▶ Problem to solve: Would you copy out each line of the records below that includes the word "JSON"?

[[ Exercise inputs open ]]

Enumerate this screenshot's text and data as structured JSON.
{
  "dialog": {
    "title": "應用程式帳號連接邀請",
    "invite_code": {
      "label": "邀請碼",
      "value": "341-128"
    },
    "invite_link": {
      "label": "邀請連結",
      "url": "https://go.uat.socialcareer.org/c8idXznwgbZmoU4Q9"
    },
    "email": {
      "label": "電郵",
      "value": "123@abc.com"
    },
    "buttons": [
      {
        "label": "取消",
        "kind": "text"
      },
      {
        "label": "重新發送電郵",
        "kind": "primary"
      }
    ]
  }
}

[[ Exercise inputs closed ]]
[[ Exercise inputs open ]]

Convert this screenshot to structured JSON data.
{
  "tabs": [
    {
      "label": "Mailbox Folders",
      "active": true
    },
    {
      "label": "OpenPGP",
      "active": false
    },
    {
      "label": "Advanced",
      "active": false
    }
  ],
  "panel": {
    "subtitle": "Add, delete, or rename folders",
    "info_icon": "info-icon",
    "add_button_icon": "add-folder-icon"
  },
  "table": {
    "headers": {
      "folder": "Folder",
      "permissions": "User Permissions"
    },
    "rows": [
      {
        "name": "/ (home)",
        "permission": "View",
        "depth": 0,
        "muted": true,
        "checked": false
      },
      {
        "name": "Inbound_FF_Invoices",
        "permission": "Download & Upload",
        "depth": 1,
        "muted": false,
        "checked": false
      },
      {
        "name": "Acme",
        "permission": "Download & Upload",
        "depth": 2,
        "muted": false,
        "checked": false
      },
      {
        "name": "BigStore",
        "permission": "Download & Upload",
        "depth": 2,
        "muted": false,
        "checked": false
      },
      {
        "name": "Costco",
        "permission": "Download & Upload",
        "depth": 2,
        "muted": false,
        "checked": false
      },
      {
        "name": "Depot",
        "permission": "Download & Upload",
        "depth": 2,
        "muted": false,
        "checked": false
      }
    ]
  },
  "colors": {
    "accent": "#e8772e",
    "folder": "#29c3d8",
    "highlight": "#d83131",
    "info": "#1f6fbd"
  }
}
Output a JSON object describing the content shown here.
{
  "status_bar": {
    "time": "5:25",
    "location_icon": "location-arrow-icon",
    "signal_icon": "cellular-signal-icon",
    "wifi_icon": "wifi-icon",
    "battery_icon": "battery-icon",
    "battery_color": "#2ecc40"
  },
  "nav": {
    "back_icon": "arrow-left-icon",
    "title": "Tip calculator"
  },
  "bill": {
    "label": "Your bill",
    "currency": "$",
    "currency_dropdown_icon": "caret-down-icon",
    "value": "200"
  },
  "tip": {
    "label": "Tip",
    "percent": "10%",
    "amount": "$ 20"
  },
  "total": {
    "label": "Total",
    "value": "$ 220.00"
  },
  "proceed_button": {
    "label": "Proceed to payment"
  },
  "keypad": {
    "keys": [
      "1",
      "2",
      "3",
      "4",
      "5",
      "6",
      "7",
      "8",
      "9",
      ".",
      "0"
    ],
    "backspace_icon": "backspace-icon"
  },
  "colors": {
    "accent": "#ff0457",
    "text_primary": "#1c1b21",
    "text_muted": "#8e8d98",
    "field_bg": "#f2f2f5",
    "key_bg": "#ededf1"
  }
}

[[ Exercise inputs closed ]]

▶ Output for this exercise:
Enumerate this screenshot's text and data as structured JSON.
Convert this screenshot to structured JSON data.
Output a JSON object describing the content shown here.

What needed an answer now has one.